WHAT IS REQUIRED: If a line contains the word "caption", include it in the count; state how many such lines the listing has and nothing else.
*** Begin section ***
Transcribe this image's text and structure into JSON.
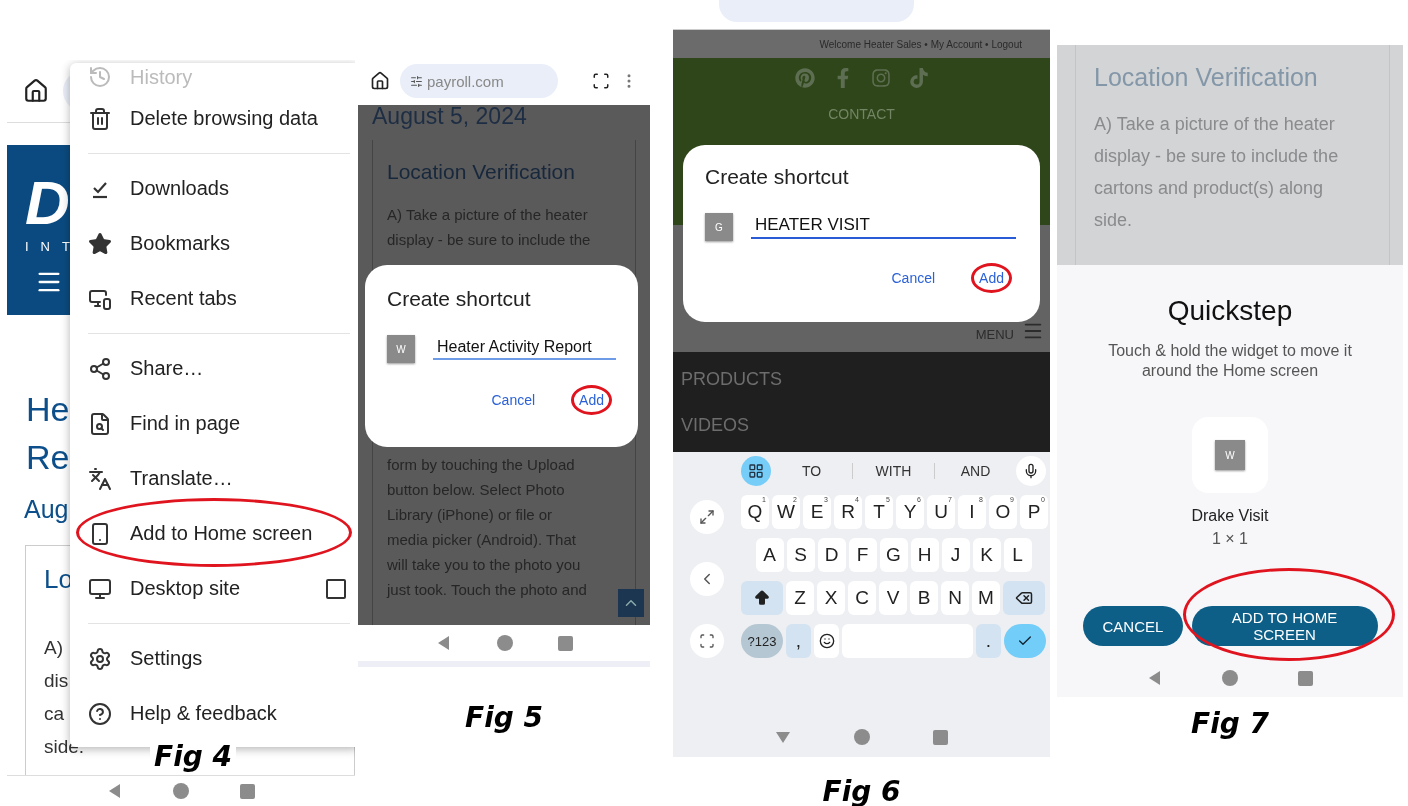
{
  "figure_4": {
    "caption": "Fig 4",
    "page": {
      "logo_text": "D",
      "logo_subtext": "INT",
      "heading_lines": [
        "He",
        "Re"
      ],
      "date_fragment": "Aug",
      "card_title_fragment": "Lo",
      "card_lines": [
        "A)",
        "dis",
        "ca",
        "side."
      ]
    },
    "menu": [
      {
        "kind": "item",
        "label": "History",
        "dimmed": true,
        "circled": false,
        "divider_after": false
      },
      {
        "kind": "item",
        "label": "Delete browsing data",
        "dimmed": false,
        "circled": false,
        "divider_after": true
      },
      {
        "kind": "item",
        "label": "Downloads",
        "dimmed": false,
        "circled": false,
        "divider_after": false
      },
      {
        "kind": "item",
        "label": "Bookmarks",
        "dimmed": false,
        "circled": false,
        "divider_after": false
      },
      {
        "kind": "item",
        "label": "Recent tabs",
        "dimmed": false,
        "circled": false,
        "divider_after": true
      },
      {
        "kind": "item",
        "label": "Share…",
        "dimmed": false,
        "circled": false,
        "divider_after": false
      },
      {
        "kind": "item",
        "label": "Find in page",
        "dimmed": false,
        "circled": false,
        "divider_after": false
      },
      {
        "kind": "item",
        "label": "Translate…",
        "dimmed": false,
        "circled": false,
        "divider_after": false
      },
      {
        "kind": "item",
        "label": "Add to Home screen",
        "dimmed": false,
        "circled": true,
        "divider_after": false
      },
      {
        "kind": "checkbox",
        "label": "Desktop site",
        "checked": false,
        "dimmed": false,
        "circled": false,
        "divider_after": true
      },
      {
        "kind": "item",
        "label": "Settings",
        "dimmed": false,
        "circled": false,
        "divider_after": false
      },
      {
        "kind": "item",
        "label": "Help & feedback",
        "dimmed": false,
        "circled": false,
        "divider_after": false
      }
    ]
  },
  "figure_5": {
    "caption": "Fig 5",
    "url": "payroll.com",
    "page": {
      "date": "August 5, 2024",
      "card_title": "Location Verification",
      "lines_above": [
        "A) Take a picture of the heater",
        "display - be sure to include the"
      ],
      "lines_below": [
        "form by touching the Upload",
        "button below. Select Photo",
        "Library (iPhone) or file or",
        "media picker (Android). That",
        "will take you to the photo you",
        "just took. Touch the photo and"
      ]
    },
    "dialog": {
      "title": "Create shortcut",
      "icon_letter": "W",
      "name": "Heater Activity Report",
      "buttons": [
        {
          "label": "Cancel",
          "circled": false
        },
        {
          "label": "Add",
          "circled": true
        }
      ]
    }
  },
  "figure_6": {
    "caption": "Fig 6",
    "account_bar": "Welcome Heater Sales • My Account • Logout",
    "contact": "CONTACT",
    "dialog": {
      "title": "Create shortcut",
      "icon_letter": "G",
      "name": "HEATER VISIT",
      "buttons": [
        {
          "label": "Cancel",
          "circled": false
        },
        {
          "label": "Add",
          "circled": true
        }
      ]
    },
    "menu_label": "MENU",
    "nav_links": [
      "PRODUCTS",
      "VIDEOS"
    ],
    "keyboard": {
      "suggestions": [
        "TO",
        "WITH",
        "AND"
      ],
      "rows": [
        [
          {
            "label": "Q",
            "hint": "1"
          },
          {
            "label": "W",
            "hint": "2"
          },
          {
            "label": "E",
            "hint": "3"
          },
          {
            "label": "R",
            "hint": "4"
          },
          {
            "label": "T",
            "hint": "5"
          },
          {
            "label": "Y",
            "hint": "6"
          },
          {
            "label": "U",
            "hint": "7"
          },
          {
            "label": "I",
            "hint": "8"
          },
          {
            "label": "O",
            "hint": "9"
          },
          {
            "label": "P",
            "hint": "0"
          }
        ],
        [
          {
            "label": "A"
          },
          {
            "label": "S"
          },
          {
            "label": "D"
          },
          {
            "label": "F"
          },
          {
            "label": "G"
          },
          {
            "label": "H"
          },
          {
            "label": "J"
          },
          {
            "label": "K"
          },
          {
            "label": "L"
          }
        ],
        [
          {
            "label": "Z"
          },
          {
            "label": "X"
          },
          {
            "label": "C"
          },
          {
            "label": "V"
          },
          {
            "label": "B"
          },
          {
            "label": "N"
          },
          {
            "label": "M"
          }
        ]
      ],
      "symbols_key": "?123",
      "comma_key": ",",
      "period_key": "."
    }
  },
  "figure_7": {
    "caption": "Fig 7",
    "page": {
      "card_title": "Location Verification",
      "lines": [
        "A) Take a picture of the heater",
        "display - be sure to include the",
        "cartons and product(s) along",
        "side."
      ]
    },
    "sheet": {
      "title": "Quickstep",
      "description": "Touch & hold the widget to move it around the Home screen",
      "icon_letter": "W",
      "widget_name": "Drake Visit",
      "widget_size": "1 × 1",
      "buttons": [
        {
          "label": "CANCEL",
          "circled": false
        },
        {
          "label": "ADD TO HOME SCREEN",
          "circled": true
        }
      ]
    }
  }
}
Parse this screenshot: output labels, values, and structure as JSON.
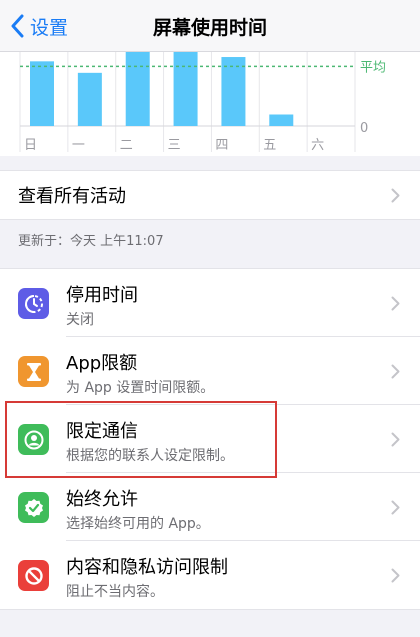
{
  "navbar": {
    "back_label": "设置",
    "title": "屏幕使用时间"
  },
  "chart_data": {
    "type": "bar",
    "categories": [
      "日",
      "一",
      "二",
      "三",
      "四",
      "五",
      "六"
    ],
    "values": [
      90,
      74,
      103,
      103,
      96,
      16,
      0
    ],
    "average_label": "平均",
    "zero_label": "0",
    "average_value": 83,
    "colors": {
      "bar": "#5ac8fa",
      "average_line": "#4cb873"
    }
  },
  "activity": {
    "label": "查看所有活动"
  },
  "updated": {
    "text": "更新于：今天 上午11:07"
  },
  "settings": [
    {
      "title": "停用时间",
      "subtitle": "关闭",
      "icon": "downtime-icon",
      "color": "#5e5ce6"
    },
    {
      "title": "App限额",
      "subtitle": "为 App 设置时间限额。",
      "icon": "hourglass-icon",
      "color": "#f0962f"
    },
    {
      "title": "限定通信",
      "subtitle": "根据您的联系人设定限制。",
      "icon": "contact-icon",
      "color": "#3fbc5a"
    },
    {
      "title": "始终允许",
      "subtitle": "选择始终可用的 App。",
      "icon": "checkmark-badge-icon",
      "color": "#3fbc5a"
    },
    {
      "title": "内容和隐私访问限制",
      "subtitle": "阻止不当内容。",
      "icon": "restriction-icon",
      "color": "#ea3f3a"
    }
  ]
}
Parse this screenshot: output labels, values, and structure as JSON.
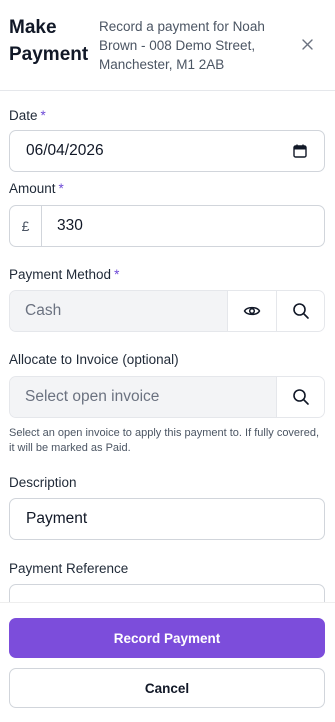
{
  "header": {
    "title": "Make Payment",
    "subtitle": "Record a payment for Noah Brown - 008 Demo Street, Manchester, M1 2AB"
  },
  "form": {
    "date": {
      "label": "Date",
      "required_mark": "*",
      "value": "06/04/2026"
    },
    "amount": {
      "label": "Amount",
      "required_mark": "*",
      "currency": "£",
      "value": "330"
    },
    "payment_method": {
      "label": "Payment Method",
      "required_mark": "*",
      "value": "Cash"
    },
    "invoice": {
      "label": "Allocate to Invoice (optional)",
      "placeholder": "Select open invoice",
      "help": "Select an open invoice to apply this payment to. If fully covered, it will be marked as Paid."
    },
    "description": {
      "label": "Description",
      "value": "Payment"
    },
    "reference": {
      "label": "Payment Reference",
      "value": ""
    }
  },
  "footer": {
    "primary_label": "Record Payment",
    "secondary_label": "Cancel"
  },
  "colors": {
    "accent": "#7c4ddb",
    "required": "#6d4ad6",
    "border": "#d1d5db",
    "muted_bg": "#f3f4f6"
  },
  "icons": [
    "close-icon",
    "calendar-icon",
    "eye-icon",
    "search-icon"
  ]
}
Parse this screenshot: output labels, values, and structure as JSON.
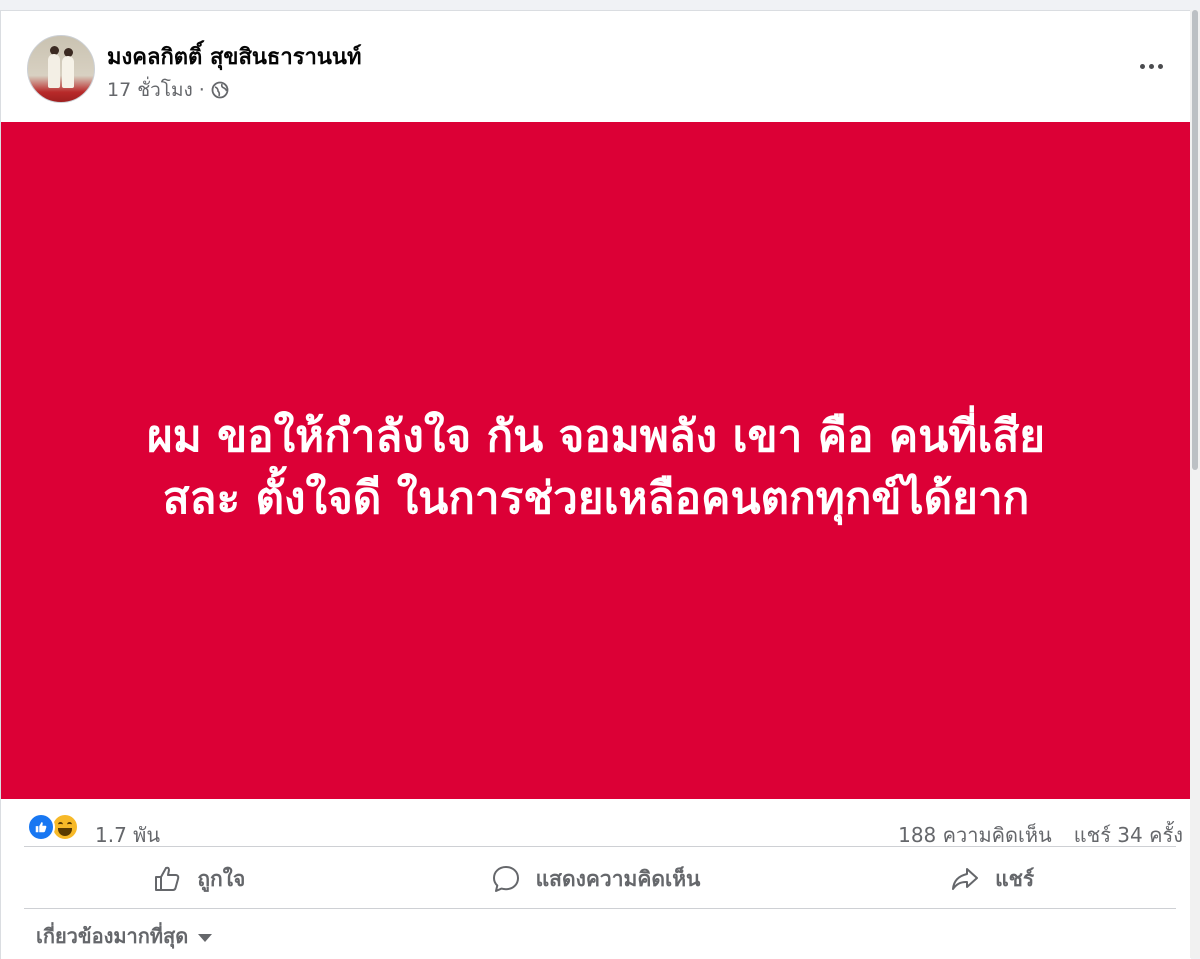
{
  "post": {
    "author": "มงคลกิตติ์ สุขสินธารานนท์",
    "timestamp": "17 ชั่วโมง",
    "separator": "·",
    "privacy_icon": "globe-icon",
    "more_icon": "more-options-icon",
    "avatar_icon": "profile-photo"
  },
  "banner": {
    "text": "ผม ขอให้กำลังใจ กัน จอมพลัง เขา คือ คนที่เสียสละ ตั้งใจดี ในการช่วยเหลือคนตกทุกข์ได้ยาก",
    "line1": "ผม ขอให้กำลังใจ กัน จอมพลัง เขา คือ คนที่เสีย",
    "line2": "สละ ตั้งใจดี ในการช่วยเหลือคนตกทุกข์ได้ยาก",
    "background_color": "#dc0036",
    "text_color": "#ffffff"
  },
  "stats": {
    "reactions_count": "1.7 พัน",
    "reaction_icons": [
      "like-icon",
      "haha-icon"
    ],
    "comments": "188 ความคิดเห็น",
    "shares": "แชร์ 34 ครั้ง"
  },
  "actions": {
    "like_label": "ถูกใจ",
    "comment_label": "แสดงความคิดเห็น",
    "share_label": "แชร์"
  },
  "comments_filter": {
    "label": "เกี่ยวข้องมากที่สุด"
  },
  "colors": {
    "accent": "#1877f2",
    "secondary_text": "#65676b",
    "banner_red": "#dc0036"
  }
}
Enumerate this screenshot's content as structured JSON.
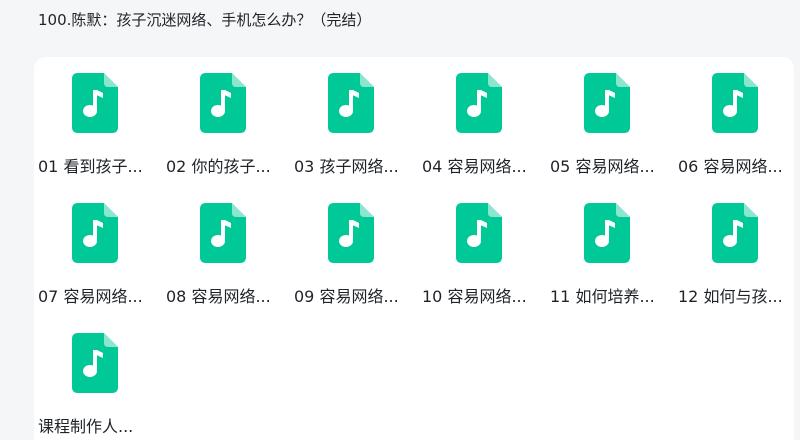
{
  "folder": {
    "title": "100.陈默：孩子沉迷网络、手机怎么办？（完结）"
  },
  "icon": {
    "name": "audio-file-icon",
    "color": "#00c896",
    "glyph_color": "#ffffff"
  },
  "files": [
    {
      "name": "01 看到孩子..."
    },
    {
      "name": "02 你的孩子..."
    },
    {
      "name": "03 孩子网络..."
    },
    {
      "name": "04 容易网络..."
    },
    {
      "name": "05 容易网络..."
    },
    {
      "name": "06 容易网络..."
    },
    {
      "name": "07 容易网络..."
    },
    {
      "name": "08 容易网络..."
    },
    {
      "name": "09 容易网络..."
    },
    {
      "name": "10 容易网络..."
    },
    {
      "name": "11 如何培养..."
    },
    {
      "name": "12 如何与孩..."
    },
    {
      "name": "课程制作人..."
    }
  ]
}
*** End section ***
RESPONSE: 4